This study aims to examine the types of conclusion of argumentative discussions between parents and children during mealtime. Within a data corpus constituted by 30 video-recorded meals of 10 Swiss and Italian families, a corpus of 132 argumentative discussions was selected for a qualitative analysis through the pragma-dialectical approach to argumentation. The findings of this study show that the most frequent types of conclusions are dialectical, i.e., one of the two parties accept or refuse the standpoint of the other party, reaching in this way the concluding stage of their argumentative discussions. In particular, the most frequent type of conclusion is that the child accepts the parent’s standpoint, while the second type is that the parent accepts the child’s standpoint. Less frequently, the argumentative discussions between parents and children did not reach a conclusion. For example, when the parents shifted the focus of the conversation or when a long silence indicated that neither the parent nor the child wanted to continue the discussion. These findings bring to light the important role that children can play in stimulating the parents to reason with them and to justify family rules and prescriptions.
|Title of host publication||Progress in Education|

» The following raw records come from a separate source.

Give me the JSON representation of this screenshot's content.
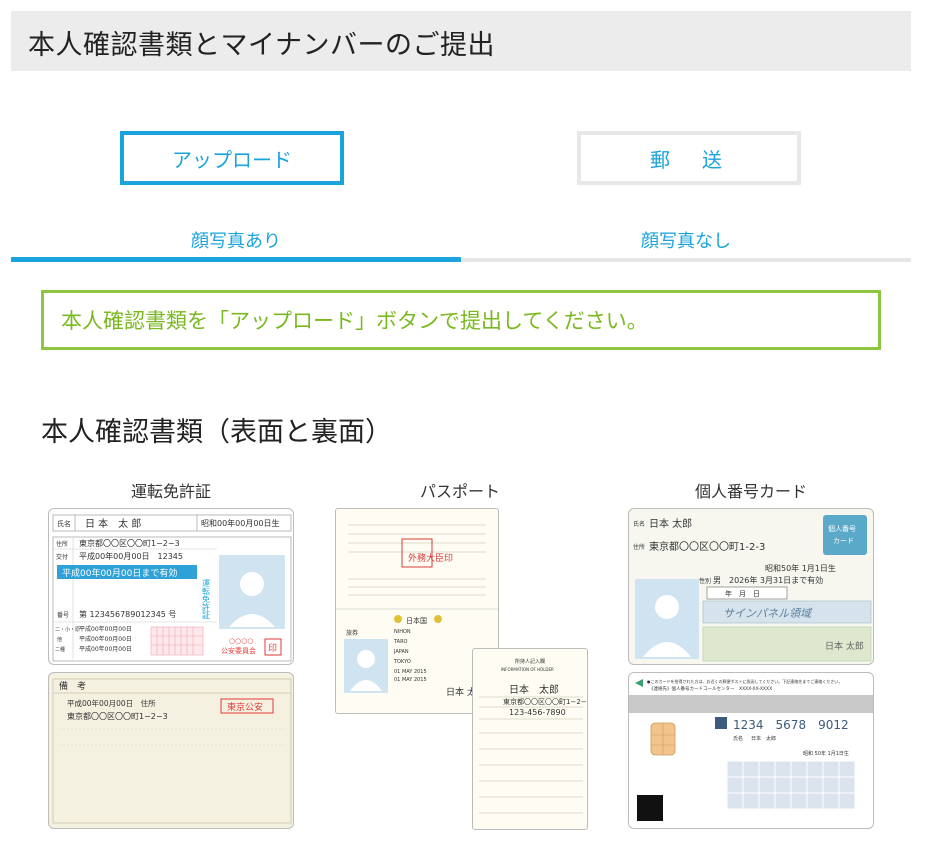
{
  "header": {
    "title": "本人確認書類とマイナンバーのご提出"
  },
  "submit_modes": {
    "upload_label": "アップロード",
    "mail_label": "郵　送"
  },
  "tabs": {
    "with_photo": "顔写真あり",
    "without_photo": "顔写真なし"
  },
  "notice": {
    "text": "本人確認書類を「アップロード」ボタンで提出してください。"
  },
  "section": {
    "title": "本人確認書類（表面と裏面）"
  },
  "documents": [
    {
      "label": "運転免許証"
    },
    {
      "label": "パスポート"
    },
    {
      "label": "個人番号カード"
    }
  ],
  "license": {
    "name_label": "氏名",
    "name": "日 本　太 郎",
    "birth": "昭和00年00月00日生",
    "address_label": "住所",
    "address": "東京都〇〇区〇〇町1−2−3",
    "issue_label": "交付",
    "issue": "平成00年00月00日　12345",
    "validity": "平成00年00月00日まで有効",
    "vertical_label": "運転免許証",
    "number_label": "番号",
    "number": "第 123456789012345 号",
    "row1_label": "二・小・原",
    "row2_label": "他",
    "row3_label": "二種",
    "date_row": "平成00年00月00日",
    "commission_dots": "○○○○",
    "commission": "公安委員会",
    "seal": "印"
  },
  "license_back": {
    "remarks_label": "備　考",
    "line1": "平成00年00月00日　住所",
    "line2": "東京都〇〇区〇〇町1−2−3",
    "stamp": "東京公安"
  },
  "passport": {
    "vertical_stamp": "外務大臣印",
    "nation": "日本国",
    "field1_label": "旅券",
    "field1_value": "TARO",
    "field2_value": "NIHON",
    "field3_value": "JAPAN",
    "field4_value": "TOKYO",
    "field5_value": "01 MAY 2015",
    "field6_value": "01 MAY 2015",
    "sign_name": "日本 太",
    "page_title": "所持人記入欄",
    "page_subtitle": "INFORMATION OF HOLDER",
    "page_name": "日本　太郎",
    "page_address": "東京都〇〇区〇〇町1−2−3",
    "page_phone": "123-456-7890"
  },
  "mynumber": {
    "name_label": "氏名",
    "name": "日本 太郎",
    "address_label": "住所",
    "address": "東京都〇〇区〇〇町1-2-3",
    "birth": "昭和50年 1月1日生",
    "sex_label": "性別",
    "sex_validity": "男　2026年 3月31日まで有効",
    "date_box": "年　月　日",
    "badge_line1": "個人番号",
    "badge_line2": "カード",
    "sign_text": "サインパネル領域",
    "sign_name": "日本 太郎",
    "back_notice1": "●このカードを拾得された方は、お近くの郵便ポストに投函してください。下記連絡先までご連絡ください。",
    "back_notice2": "《連絡先》個人番号カードコールセンター　XXXX-XX-XXXX",
    "number": "1234　5678　9012",
    "back_name_label": "氏名",
    "back_name": "日本　太郎",
    "back_birth": "昭和 50年 1月1日生"
  }
}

|Number of pages||26|
|Publication status||Published - 2018|
|Name||PROGRESS IN EDUCATION|
- Parent-child interaction